We wanted to capture Tom's dedication and the complexity of his work in our marketing campaign. Instead of just highlighting the technical aspects, we decided to tell Tom's story. We showcased how he safeguarded the network, ensuring that teachers could focus on teaching and students could learn without interruptions. We created a series of posts and short videos featuring Tom's daily routines, his problem-solving skills, and his commitment to keeping the network secure. Most importantly, we highlighted the human challenges he faced.

The response was incredible. People connected with Tom's story on an emotional level and appreciated the behind-the-scenes look at the critical work he was doing. Engagement on social media soared, and the campaign didn't just raise awareness about the value of complete network visibility but also brought in new leads and improved customer retention. This experience reinforced for me the power of storytelling in both demos and marketing campaigns. By making the technical aspects relatable and human, we were able to connect with the audience on a deeper level and convey the true value of Tom's work.


In my experience, building compelling stories requires marketing teams to collaborate closely with support and sales engineers. This collaboration drives innovation by blending diverse perspectives, helping everyone understand the audience better, and aligning the team with the core message so they can communicate it effectively to the audience. This realization has transformed my approach across the board, showing me that storytelling is not just a tool but the heart of effective communication.

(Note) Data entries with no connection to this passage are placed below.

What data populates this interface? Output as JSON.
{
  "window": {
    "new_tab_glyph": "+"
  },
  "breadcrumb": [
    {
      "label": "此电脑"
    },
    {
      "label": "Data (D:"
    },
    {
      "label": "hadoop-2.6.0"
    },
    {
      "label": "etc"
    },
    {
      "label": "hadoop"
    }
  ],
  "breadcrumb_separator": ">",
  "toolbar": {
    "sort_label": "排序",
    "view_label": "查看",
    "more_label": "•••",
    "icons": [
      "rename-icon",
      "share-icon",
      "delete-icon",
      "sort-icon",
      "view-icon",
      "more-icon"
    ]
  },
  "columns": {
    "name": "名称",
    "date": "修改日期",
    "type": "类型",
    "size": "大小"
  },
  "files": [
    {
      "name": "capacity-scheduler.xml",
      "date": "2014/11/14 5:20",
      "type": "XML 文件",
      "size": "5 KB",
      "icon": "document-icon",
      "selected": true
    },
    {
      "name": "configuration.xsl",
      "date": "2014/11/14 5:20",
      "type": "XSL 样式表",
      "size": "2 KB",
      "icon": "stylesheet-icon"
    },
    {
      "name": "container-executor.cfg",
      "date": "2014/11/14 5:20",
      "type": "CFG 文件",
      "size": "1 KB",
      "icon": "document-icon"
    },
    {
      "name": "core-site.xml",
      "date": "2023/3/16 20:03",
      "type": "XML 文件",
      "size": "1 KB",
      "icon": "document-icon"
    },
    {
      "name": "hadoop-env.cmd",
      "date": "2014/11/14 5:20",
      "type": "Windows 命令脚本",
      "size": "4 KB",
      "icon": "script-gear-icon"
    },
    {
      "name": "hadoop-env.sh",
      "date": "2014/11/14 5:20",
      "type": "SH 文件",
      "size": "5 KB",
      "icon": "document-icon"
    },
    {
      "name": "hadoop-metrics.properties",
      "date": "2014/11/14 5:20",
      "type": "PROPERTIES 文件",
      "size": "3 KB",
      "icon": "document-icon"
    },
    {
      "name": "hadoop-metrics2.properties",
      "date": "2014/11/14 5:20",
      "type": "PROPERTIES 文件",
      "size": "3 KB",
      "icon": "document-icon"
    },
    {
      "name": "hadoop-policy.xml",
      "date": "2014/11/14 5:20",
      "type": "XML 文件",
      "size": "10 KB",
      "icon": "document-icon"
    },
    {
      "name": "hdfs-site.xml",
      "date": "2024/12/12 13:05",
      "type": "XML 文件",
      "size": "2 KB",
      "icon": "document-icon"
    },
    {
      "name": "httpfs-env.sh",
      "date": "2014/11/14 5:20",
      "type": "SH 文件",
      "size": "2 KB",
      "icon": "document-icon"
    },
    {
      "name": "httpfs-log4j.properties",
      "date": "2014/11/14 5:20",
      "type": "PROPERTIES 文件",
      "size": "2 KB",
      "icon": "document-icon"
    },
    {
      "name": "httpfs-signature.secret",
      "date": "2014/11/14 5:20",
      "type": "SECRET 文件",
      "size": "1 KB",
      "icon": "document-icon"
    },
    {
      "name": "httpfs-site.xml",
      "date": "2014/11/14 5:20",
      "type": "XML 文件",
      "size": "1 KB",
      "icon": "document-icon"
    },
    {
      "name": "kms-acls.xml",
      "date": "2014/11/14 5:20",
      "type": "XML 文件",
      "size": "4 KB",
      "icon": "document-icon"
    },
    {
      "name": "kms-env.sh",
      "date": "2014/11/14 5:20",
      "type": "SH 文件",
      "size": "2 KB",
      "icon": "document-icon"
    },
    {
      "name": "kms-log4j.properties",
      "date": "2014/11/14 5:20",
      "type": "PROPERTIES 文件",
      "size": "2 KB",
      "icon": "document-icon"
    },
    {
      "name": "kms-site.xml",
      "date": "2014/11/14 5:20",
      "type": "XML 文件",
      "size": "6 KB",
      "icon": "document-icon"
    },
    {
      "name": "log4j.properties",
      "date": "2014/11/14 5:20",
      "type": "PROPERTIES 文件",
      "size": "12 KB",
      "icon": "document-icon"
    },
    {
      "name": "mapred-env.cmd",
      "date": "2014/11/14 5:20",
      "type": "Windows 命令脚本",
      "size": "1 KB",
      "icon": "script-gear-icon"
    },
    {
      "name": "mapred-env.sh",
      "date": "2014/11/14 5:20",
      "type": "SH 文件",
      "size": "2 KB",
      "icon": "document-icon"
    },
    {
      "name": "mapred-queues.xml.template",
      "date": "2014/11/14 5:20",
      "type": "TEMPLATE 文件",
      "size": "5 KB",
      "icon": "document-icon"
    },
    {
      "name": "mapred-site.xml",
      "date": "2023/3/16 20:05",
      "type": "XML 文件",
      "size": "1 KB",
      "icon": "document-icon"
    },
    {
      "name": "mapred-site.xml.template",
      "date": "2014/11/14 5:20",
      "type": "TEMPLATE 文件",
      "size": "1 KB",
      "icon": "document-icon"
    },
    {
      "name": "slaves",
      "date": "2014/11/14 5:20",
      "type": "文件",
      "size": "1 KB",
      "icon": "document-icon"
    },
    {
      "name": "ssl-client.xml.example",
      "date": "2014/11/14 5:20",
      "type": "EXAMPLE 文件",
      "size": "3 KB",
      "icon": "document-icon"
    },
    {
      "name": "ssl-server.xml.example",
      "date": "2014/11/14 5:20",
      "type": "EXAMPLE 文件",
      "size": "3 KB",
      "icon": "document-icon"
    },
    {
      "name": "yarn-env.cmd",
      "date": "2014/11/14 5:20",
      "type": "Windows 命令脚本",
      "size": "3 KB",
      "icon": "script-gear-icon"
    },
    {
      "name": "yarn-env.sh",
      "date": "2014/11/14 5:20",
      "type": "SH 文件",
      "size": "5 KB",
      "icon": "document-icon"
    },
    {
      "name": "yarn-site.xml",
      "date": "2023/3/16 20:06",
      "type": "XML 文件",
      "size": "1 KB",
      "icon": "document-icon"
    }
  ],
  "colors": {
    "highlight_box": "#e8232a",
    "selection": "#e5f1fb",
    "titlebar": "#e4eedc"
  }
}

Further Reading

Here are the key points from the post on Harvard Business Publishing:

  1. Neuroscientific Basis: Storytelling engages the brain more effectively than data alone, releasing chemicals like cortisol, dopamine, and oxytocin, which enhance memory, engagement, and empathy.
  2. Vicarious Experience: Stories allow us to simulate experiences, helping us prepare for real-life situations.
  3. Emotional Connection: Stories foster deeper connections and understanding by tapping into our emotions.
  4. Organizational Impact: Incorporating storytelling into organizational cultures and learning programs can enhance engagement, influence, and communication.

Here are the key studies and references cited in the Harvard Business Publishing article "The Science Behind The Art Of Storytelling":

  1. Leo Widrich: His essay “The Science of Storytelling: What Listening to a Story Does to Our Brains” explores how stories activate various parts of the brain, making the experience more vivid and engaging.
  2. Lisa Cron: Author of Wired for Story, she explains how stories help simulate experiences and prepare us for real-life situations.
  3. Uri Hasson: Princeton neuroscientist who discusses how stories activate parts of the brain and help listeners internalize the story as their own experience.
  4. Neuroscientific Research: Studies on how chemicals like cortisol, dopamine, and oxytocin are released when hearing stories, enhancing memory, engagement, and empathy.

For more details, you can read the full article here.

To gain a deeper understanding of the compliance requirements for educational institutions, consider exploring the following resources:

  1. FERPA (Family Educational Rights and Privacy Act):
  2. CIPA (Children's Internet Protection Act):
    • CIPA Overview - Federal Communications Commission
    • This guide details the requirements for internet safety policies in schools and libraries, including the use of filtering technologies and the development of appropriate online behavior education programs.